Cultural exchange focuses on people, the way they write

Updated: 2013-11-20 12:56

By China Daily (China Daily USA)

  Print Mail Large Medium  Small 分享按钮 0

When we talk about cultural exchanges, most people think of government institutions sending big companies of performing artists abroad to stage grand extravaganzas in glamorous theaters in world capitals. Now there's another, more intimate way, one that makes direct people-to-people contact more a part of the process.

"If I were to hold a big gala with professional theatrical designs, the audience would feel a sense of distance between themselves and the artists," said Wei Ronghui, deputy curator of the Chinese National Museum of Ethnology (CNME), who is leading a delegation of artists from different Chinese ethnic groups on a tour of the US.

During their performance on Wednesday at Prince George's Community College (PGCC) in Maryland, the artists performed ethnic dances, gave a fashion show of ethnic costumes, demonstrated calligraphy and painting, and finally invited members of the audience up on the stage to let artists draw plum flowers, orchids, bamboos, and chrysanthemums - the four kinds of flowers valued in Chinese tradition for their personification of good character - on their T-shirts.

The tour, scheduled from Nov 9 to 19, is part of the cultural exchange program "Colorful China" initiated by the CNME. This is the group's third visit to the US after two successful tours in 2010 and 2011. This year's theme features Chinese ethnic scripts presented via artistic performance and displays of calligraphic works.

 Cultural exchange focuses on people, the way they write

Performers from Chinese ethnic groups showcase written formats of their languages at Prince George's Community College in Largo, Maryland. Cai Chunying / China Daily

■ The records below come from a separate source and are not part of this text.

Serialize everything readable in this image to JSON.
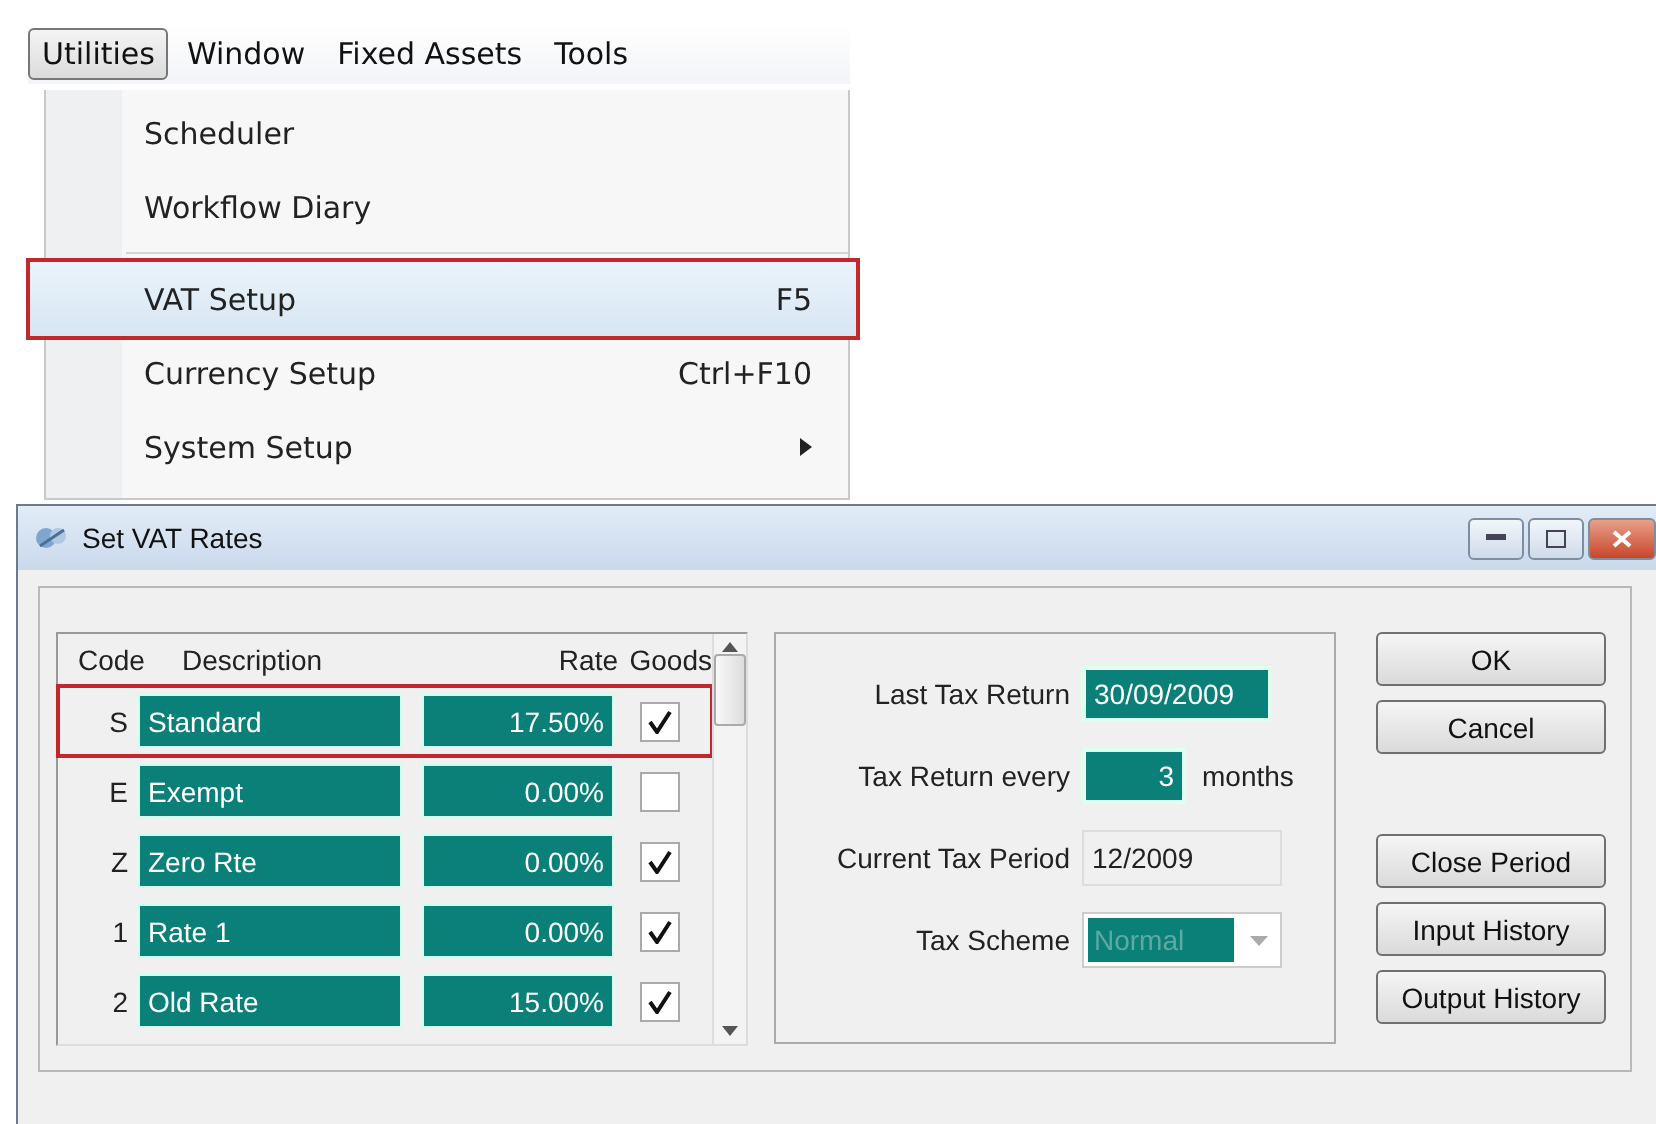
{
  "menu_bar": [
    {
      "label": "Utilities",
      "selected": true
    },
    {
      "label": "Window",
      "selected": false
    },
    {
      "label": "Fixed Assets",
      "selected": false
    },
    {
      "label": "Tools",
      "selected": false
    }
  ],
  "menu": {
    "items": [
      {
        "label": "Scheduler",
        "outlined": false,
        "submenu": false
      },
      {
        "label": "Workflow Diary",
        "outlined": false,
        "submenu": false,
        "separator_after": true
      },
      {
        "label": "VAT Setup",
        "shortcut": "F5",
        "outlined": true,
        "submenu": false
      },
      {
        "label": "Currency Setup",
        "shortcut": "Ctrl+F10",
        "outlined": false,
        "submenu": false
      },
      {
        "label": "System Setup",
        "outlined": false,
        "submenu": true
      }
    ]
  },
  "dialog": {
    "title": "Set VAT Rates",
    "table": {
      "columns": [
        "Code",
        "Description",
        "Rate",
        "Goods"
      ],
      "rows": [
        {
          "code": "S",
          "description": "Standard",
          "rate": "17.50%",
          "goods": true,
          "outlined": true
        },
        {
          "code": "E",
          "description": "Exempt",
          "rate": "0.00%",
          "goods": false,
          "outlined": false
        },
        {
          "code": "Z",
          "description": "Zero Rte",
          "rate": "0.00%",
          "goods": true,
          "outlined": false
        },
        {
          "code": "1",
          "description": "Rate 1",
          "rate": "0.00%",
          "goods": true,
          "outlined": false
        },
        {
          "code": "2",
          "description": "Old Rate",
          "rate": "15.00%",
          "goods": true,
          "outlined": false
        }
      ]
    },
    "fields": {
      "last_tax_return": {
        "label": "Last Tax Return",
        "value": "30/09/2009"
      },
      "tax_return_every": {
        "label": "Tax Return every",
        "value": "3",
        "unit": "months"
      },
      "current_tax_period": {
        "label": "Current Tax Period",
        "value": "12/2009"
      },
      "tax_scheme": {
        "label": "Tax Scheme",
        "value": "Normal",
        "disabled": true
      }
    },
    "buttons": [
      "OK",
      "Cancel"
    ],
    "side_buttons": [
      "Close Period",
      "Input History",
      "Output History"
    ]
  }
}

The theme of ethic writing "allows the audience to interact with the calligraphers and the painters", said Wei, who thought that scripts, albeit abstract, would resonate with audiences because "written scripts are the common tools for all mankind to record their languages".

To Wei, cultural exchange is more about understanding than promotion. "I didn't like it when people in the past tried to promote Chinese culture and force foreign people to believe that Chinese culture is good. I think exchange and equal communication is more important, we communicate in the shared goal of enhancing mutual understanding between the Chinese and the American people," Wei said, adding that she wanted all the delegates to perform with love.

Unlike most delegations of their kind that usually stay in hotels, members of this group all stayed in American host family homes, so that they would have the opportunity to really experience American society and hopefully forge personal relationships that would last beyond their visit.

"Most of our artists don't speak English, so they communicate with their new family members by drawing pictures, and in that sense, they let art speak for itself," Wei said.

It worked. Wei said the host families and the delegates were crying in the morning when they had to say farewell. "The families all went out in the cold wind and wept. We experienced this on our past tours too," he said.

"The first day they arrived, they were with the host families all day. On the following day, we pulled them all together to learn traditional American square-dancing, they did taichi for us, and we had a typical American dinner together," said Betty McGinnis, president of World Artists Experiences, which sponsored the delegation and arranged their activities in the US. McGinnis said that wherever the delegation went, whether it was in communities, schools, or seniors homes, they were very well received.

World Artists Experiences consists of more than 3,000 volunteers assisting cultural exchange programs in 100 developing countries.

Deng Xianlai in Washington contributed to this story.

(China Daily USA 11/20/2013 page16)